Saturday, February 23, 2008

Downunder Perplexion

These four pictures of parts of little towns in Australia are taken directly from Google Earth, and have not been altered at all. They should present a puzzlement to modestly well-informed North American viewers of above-average perceptiveness.

So, what’s puzzling about these images? The first person to get it right will win a box of brand-new, unused semicolons from Brian Fies, or, if the winner is Brian Fies, a box of dots. Real elevated dots, not those newfangled, deflated, tired, lying-on-the-line ones.

(Click on the images to see a larger version... if you need to, wimp!)

Broken Hill, New South Wales, Argent (upper right to lower left) and Oxide (perpendicular thereto) Streets.

Forbes, New South Wales, Templar (upper left to lower right) and Lachlan (perpendicular) Streets, with a roundabout intersection.

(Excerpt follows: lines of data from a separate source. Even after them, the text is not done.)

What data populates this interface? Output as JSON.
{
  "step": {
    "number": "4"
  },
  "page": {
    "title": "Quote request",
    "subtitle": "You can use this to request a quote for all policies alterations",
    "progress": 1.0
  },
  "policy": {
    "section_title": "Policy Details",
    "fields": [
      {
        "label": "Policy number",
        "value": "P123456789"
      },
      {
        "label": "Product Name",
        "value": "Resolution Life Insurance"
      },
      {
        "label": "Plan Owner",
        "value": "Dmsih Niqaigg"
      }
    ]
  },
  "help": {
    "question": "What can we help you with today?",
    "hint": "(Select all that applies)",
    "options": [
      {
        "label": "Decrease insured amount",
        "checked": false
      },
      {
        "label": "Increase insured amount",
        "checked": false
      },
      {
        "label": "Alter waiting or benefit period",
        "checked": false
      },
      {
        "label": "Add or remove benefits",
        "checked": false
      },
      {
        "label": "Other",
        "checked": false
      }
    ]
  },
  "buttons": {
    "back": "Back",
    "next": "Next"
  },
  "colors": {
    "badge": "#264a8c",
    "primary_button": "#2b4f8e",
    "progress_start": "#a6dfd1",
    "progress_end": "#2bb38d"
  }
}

Kalgoorlie, Western Australia, Hannan (left) and Egan (right) Streets.

Parkes, New South Wales, Highway 39 (left) and Currajong Street. I first recognized the oddity that this quiz refers to at about the location of the light-blue “39” shield in this image in April of 1986, when I passed through Parkes on a little pilgrimage.

Good luck!


Brian Fies said...

No takers? I would have had a go sooner, but had to verify that Australians drive on the left side of the road (or, as I would say, "wrong") like everyone else who had anything to do with England during their formative automotive years. According to my crack research staffer Mr. Google and his aide Ms. Wiki, it appears that they do.

That makes the angles of diagonal parking the opposite of what one might expect, by which I infer that these are among those few wacky locales in which one backs into a diagonal parking space. Can't quite tell from the photos which way the cars are facing, but I'll bet that's it.

I hope I'm right. I don't really want to part with any semicolons, and I could sure use some dots.

Got any interrobangs?!

Nostalgic for the Pleistocene said...

So that's it! I looked and said to myself, "That's interesting. Australians drive on the right. They must - i mean, look at the parking angle. Well, enough of this diversion, what am i supposed to be noticing...""

So is that what people do? Back in?

Mark Jackson said...

The cars in the first and third photos are angled properly for driving on the left. Those in the second and fourth are not; the angle is also nearer to perpendicular, and close inspection suggests the cars are indeed backed in.

Sherwood Harrington said...

Neil Robinson and Mark sent their solutions by e-mail before you posted here, Brian, so I'm afraid no dots for you!

Yes, indeed, it appears that diagonal parking's direction (innie or outie) is a matter of an individual town's whim. As Mark notes, the towns in which one backs into a diagonal space have their spaces more nearly perpendicular to the curb -- and, since people don't back up as gracefully as they drive forward, the resulting distribution is a little more ragged as seen from Google Earth's vertical perspective.

It's interesting that GE's "high resolution" imagery is of just the right resolution to make this quiz work: much sharper, and the orientation of the cars' fronts would be obvious -- but much fuzzier, and the diagonal parking orientation probably wouldn't have been so easily discernable.

Thanks for playing!